*** DATA Section Begins ***

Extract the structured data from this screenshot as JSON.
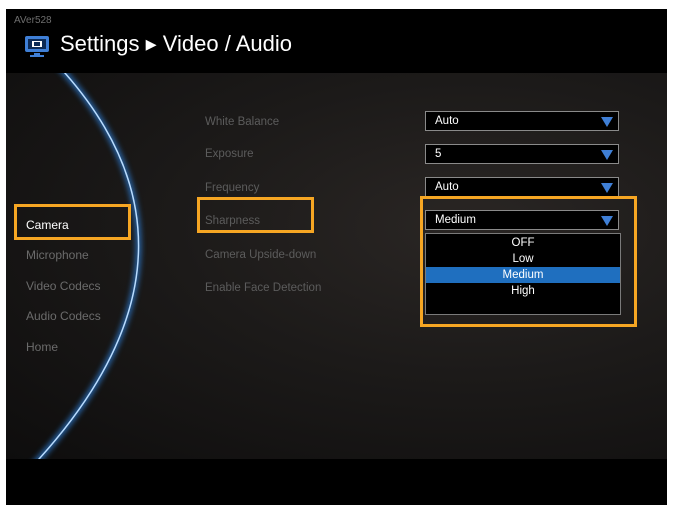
{
  "header": {
    "brand": "AVer528",
    "title": "Settings ▸ Video / Audio"
  },
  "sidebar": {
    "items": [
      {
        "label": "Camera",
        "active": true
      },
      {
        "label": "Microphone"
      },
      {
        "label": "Video Codecs"
      },
      {
        "label": "Audio Codecs"
      },
      {
        "label": "Home"
      }
    ]
  },
  "settings": [
    {
      "label": "White Balance",
      "value": "Auto"
    },
    {
      "label": "Exposure",
      "value": "5"
    },
    {
      "label": "Frequency",
      "value": "Auto"
    },
    {
      "label": "Sharpness",
      "value": "Medium"
    },
    {
      "label": "Camera Upside-down"
    },
    {
      "label": "Enable Face Detection"
    }
  ],
  "sharpness_options": [
    "OFF",
    "Low",
    "Medium",
    "High"
  ],
  "sharpness_selected": "Medium",
  "colors": {
    "highlight": "#f6a623",
    "accent": "#1f6fbf",
    "arrow": "#3f7fd6"
  }
}
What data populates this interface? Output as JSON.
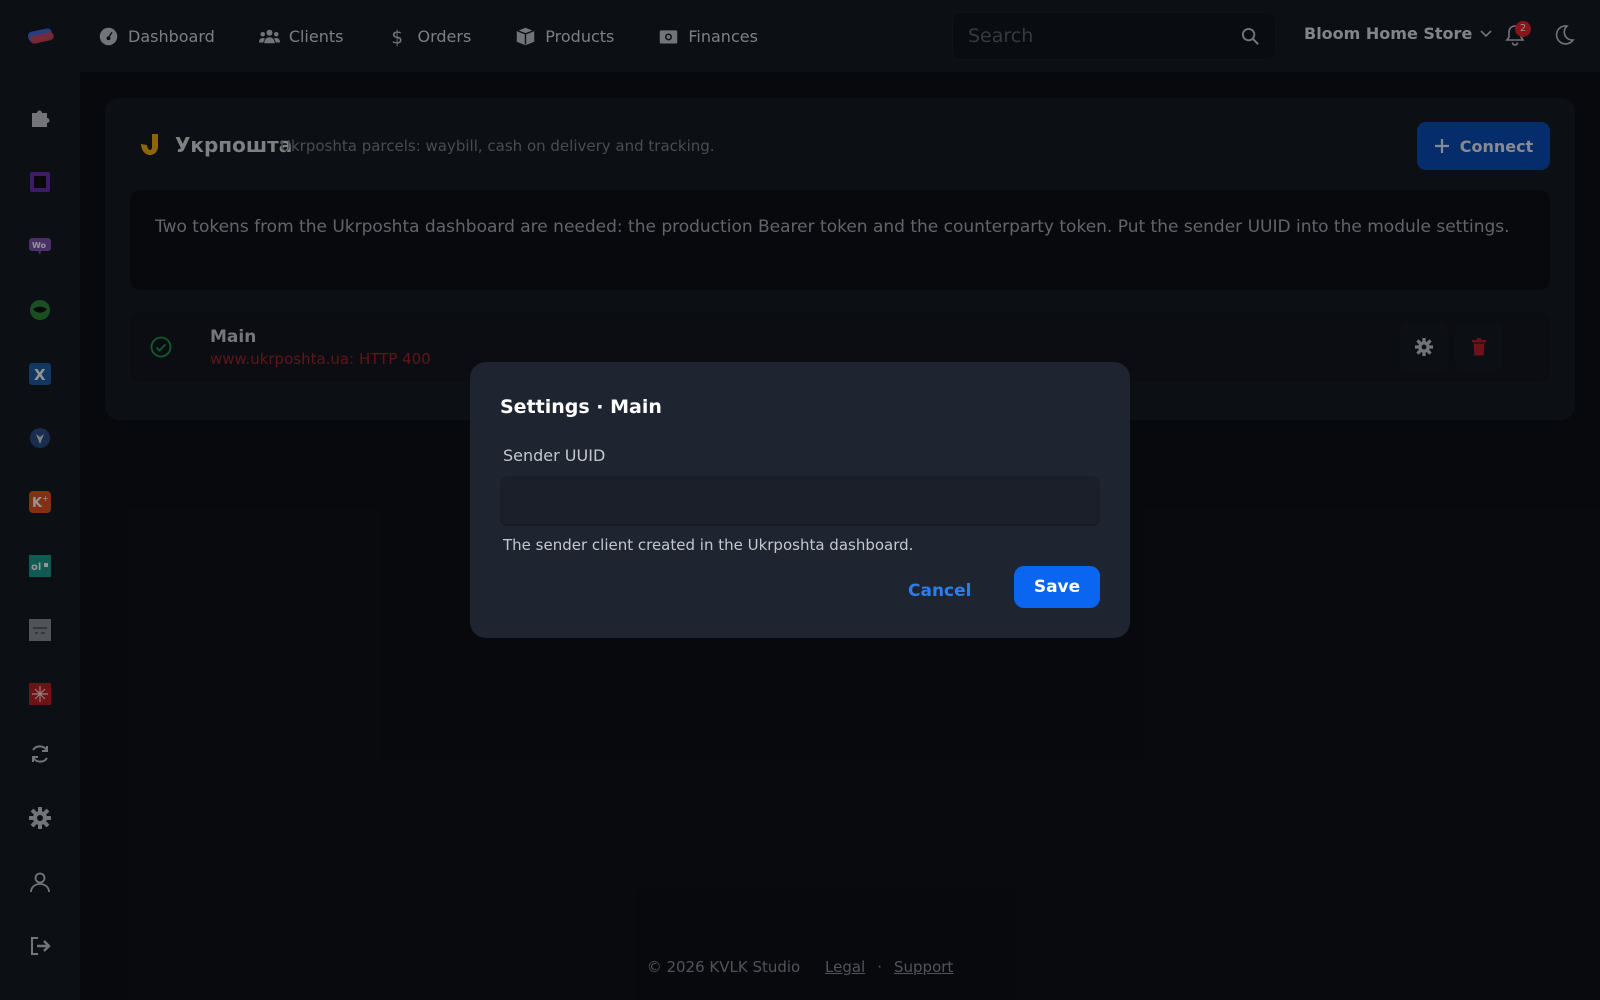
{
  "nav": {
    "items": [
      {
        "label": "Dashboard",
        "icon": "dashboard-gauge-icon"
      },
      {
        "label": "Clients",
        "icon": "users-icon"
      },
      {
        "label": "Orders",
        "icon": "dollar-icon"
      },
      {
        "label": "Products",
        "icon": "box-icon"
      },
      {
        "label": "Finances",
        "icon": "money-icon"
      }
    ]
  },
  "search": {
    "placeholder": "Search",
    "value": ""
  },
  "store": {
    "name": "Bloom Home Store"
  },
  "notifications": {
    "count": "2"
  },
  "sidebar": {
    "icons": [
      "puzzle-icon",
      "square-app-icon",
      "woo-icon",
      "green-app-icon",
      "x-app-icon",
      "shield-app-icon",
      "k-app-icon",
      "ol-app-icon",
      "grey-app-icon",
      "red-app-icon",
      "sync-icon",
      "gear-icon",
      "user-icon",
      "logout-icon"
    ]
  },
  "integration": {
    "title": "Укрпошта",
    "subtitle": "Ukrposhta parcels: waybill, cash on delivery and tracking.",
    "connect_label": "Connect",
    "info": "Two tokens from the Ukrposhta dashboard are needed: the production Bearer token and the counterparty token. Put the sender UUID into the module settings."
  },
  "connection": {
    "name": "Main",
    "error": "www.ukrposhta.ua: HTTP 400"
  },
  "modal": {
    "title": "Settings · Main",
    "field_label": "Sender UUID",
    "field_value": "",
    "field_help": "The sender client created in the Ukrposhta dashboard.",
    "cancel_label": "Cancel",
    "save_label": "Save"
  },
  "footer": {
    "copyright": "© 2026 KVLK Studio",
    "legal": "Legal",
    "separator": "·",
    "support": "Support"
  },
  "colors": {
    "accent": "#0a66f0",
    "error": "#a3262a",
    "success": "#1f9d55",
    "danger": "#c0202a"
  }
}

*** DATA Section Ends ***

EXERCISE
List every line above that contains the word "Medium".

SOLUTION TO THIS PROBLEM
      "value": "Medium"
    "Medium",
  "sharpness_selected": "Medium",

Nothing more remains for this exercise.